Destination: Montana Meeting & Event Planning City Guide
815 S. 27th St., Billings, Montana, 59101
750,000 sq ft
Every step of the way the Billings Convention and Visitors Bureau can help you bring your group, meeting, or convention to the Trailhead. Billings offers over 750,000 square feet of flexible meeting space, over 4,000 sleeping rooms, and services to help along every aspect of any size meeting - with a guide in the Billings CVB along the way.
By Steve Winston
December 31, 2012
If you’re looking for a room with a view, you’ve come to the right place. The Rocky Mountains have plenty of room. And the views are certainly spectacular. Meetings here are often more productive simply because the surroundings are so energizing. The air is fresher. The terrain is grander. The excitement level among attendees is higher. And the opportunities for memorable meetings and team building are exceptional.
By Steve Winston
May 30, 2012
These three states aren’t normally considered meeting centers on the order of an Orlando or San Francisco.

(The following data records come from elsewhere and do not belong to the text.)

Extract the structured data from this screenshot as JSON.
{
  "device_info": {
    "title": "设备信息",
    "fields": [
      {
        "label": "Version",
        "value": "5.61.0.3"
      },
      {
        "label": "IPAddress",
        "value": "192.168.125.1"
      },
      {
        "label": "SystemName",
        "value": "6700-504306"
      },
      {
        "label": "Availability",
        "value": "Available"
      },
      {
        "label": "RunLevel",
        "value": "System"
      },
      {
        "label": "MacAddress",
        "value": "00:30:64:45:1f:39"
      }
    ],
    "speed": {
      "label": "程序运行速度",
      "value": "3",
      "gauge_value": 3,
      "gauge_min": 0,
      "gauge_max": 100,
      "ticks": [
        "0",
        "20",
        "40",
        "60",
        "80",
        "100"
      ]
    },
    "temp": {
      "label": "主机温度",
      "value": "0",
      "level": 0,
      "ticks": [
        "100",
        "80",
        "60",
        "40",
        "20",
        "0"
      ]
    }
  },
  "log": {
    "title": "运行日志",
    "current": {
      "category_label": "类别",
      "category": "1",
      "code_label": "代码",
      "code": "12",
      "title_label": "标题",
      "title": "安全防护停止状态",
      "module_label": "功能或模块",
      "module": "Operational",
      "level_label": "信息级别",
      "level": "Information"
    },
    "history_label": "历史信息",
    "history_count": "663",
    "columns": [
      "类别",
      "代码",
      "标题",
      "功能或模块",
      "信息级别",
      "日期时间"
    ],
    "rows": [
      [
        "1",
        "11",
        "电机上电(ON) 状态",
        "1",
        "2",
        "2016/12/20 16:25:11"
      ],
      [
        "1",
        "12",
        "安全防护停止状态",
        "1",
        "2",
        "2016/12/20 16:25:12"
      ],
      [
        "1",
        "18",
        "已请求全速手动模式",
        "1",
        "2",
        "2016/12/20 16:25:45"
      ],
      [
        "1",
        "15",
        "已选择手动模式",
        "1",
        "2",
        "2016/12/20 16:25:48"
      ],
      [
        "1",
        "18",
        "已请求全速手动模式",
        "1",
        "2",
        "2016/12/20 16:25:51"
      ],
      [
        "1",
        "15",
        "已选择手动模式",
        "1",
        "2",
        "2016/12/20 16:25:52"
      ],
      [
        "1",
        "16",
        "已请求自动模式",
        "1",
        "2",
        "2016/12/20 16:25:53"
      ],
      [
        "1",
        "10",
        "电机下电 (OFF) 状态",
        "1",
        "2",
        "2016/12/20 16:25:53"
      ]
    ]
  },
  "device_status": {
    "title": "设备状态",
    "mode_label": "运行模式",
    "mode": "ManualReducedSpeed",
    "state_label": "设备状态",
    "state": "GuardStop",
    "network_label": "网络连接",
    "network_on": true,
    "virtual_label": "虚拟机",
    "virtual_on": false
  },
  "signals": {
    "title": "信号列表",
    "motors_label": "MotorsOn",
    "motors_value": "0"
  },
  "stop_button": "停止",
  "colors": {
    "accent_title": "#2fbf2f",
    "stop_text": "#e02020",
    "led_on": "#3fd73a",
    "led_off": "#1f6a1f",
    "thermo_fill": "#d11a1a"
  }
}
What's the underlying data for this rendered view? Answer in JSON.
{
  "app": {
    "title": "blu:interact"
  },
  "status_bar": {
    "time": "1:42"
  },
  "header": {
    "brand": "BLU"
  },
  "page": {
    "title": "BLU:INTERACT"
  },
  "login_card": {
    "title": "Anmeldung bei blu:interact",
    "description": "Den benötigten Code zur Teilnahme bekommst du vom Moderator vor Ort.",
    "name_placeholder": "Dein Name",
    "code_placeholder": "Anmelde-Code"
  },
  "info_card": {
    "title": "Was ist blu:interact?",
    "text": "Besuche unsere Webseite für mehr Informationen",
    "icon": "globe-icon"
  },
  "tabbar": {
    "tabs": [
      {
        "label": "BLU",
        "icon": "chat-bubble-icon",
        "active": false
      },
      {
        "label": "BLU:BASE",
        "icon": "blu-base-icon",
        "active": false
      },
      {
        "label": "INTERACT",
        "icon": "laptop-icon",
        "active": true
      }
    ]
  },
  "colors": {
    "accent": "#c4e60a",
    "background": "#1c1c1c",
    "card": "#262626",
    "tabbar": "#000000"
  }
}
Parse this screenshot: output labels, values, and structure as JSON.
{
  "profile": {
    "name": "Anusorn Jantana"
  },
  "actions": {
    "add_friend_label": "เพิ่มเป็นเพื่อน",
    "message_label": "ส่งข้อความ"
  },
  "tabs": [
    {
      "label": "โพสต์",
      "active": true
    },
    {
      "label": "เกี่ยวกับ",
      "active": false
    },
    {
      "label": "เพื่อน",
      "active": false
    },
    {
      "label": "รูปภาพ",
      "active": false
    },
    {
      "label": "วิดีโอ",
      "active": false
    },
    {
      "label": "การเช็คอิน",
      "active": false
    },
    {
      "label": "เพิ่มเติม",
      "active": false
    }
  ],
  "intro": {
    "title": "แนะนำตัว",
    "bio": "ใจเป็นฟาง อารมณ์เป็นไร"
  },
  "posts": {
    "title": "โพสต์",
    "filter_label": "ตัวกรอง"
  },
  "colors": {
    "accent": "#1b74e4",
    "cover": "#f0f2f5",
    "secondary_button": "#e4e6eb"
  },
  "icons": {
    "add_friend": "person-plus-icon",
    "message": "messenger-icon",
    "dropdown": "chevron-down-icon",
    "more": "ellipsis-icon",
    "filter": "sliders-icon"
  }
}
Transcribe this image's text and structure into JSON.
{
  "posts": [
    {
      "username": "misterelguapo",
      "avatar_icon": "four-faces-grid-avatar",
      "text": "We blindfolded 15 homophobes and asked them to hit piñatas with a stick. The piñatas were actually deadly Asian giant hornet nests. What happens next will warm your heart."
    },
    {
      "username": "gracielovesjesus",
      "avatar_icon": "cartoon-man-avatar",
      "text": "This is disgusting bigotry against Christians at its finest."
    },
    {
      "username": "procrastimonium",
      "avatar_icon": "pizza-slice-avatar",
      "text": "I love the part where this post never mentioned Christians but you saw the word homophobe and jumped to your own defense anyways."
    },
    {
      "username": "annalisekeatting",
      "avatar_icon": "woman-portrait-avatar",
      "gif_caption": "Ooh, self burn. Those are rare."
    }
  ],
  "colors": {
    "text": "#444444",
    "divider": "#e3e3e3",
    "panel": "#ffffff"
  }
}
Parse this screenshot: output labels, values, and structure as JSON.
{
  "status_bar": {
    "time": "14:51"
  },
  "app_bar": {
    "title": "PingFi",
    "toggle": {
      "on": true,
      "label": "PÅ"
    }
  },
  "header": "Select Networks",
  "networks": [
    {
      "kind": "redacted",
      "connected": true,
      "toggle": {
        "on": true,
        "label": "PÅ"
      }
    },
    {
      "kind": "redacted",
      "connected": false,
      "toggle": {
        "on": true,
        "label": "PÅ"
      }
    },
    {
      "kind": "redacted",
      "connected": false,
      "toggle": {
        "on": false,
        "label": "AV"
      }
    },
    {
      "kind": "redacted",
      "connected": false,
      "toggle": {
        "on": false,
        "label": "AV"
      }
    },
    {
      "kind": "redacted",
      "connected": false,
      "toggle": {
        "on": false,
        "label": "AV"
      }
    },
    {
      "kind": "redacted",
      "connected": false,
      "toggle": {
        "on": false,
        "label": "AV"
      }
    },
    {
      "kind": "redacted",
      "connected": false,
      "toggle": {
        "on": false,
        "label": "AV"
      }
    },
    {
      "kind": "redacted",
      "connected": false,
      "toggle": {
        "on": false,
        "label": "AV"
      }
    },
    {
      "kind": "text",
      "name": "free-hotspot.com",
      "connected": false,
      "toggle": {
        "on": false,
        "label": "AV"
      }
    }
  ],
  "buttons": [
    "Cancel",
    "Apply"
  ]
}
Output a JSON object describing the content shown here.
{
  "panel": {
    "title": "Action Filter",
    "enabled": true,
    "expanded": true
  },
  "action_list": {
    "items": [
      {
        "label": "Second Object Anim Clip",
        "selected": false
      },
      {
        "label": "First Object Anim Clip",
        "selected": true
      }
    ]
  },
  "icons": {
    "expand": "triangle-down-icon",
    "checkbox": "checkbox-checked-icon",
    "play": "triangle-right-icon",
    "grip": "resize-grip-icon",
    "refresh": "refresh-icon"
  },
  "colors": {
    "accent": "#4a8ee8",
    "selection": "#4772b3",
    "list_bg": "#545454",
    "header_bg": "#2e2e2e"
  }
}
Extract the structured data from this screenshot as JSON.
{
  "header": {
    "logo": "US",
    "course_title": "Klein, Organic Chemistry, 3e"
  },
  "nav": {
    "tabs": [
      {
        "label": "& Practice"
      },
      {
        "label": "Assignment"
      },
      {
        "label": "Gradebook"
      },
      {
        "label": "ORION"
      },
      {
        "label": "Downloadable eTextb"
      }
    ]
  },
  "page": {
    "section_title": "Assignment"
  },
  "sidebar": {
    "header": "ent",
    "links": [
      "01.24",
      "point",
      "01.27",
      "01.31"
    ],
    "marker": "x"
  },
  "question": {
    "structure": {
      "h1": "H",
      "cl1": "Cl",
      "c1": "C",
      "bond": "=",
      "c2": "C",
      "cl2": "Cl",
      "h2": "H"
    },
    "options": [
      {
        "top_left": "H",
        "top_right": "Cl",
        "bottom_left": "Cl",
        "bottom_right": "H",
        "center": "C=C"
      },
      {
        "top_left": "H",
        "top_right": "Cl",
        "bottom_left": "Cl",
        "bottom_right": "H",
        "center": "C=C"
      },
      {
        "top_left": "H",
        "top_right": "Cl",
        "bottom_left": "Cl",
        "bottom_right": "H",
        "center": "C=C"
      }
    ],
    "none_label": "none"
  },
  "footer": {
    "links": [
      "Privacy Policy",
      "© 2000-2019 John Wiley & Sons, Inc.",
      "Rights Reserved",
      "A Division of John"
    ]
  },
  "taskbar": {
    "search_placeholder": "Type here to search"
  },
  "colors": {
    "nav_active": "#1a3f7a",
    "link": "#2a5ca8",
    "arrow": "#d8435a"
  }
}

Yet out here in Big Sky country, with its mountains and wide-open ranchland, planners are finding excellent facilities, value pricing, great team-building opportunities and stunning natural backdrops.
By Nikki Gloudeman
December 30, 2011
Talk about a sense of arrival: Book a meeting in the Rocky Mountains, and your attendees will be greeted with the sight of natural wonders shaped over the course of millions of years, soaring thousands of feet into the sky. They will have access to ample winding trails, snowy crests and wildlife. They will be able to ski, bike, hike—pretty much any outdoor pursuit imaginable.
By Carolyn Koenig
May 31, 2011
Fur trappers, explorers, cowboys, miners and adventurers—colorful characters of yesteryear—have all added their imprint to the natural allure of the Mountain West. Comprised of Idaho, Montana and Wyoming, this rugged region encompasses not one, but three national parks that celebrate its magnificent terrain, much of it preserved as it was centuries earlier.
This combination of history and geology gives the Mountain West (which totals more than 328,000 square miles) a sense of place, fleshing out the parade of mountains and broad sweep of plains with an undeniable ambience.
So, if you’re a planner who wants a juicy carrot to motivate your sales team or an inspiring destination for your upcoming meeting, consider the Mountain West. Chances are, your group will fit right in.
By Macie Schreibman
December 29, 2010
Like rock ’n roll, the Rocky Mountains are dramatic.
By Bill McRae
June 23, 2010
To most people, Montana seems a long ways from anywhere—and, in fact, it is quite a distance from most large U.S. population centers. However, if you are looking for a unique and memorable place to hold a meeting or small convention, getting a little distance from the crowds isn’t necessarily a bad thing.
Learn about Montana for Event Venues, Services & Meeting Destinations
This is where the buffalo roam and the deer and the antelope play—as well as moose, bear, fox and all manner of free-roaming wildlife. This is Montana, a wilderness paradise of unbridled beauty and wide-open spaces.
When you’re the fourth-largest state in the country in area and 44th in population (behind Rhode Island), the great outdoors is your calling card. In fact, sections of the state are so unspoiled they look much as they did when Lewis and Clark journeyed across the length of what would become Montana back in 1805.
With such spectacular nature and fabled western history (the Gold Rush and the Battle of Little Bighorn also took place here), nothing will be ordinary about meeting in Montana. The state’s landscape is diverse and dramatic, with the Rocky Mountains running through the western half of the state and lesser ranges, prairies and badlands in the east. And given its size and diversity, the climate can be just as varied. Winter is truly a wonderland here, with snow-covered peaks and their corresponding ski resorts offering a full range of outdoor recreation, including skiing, snowboarding, snowshoeing and snowmobiling, as well as such unique activities as ice fishing and dog sledding.
By contrast, “Summer in Montana,” as the author Tim Cahill wrote, “is like the best piece of pie you ever had.” Besides the explosion of wildflowers and grasslands, summer offers visitors numerous nature activities, as well as a host of outdoor events and festivals to enjoy. Spring and fall are less crowded but still provide plenty of activities.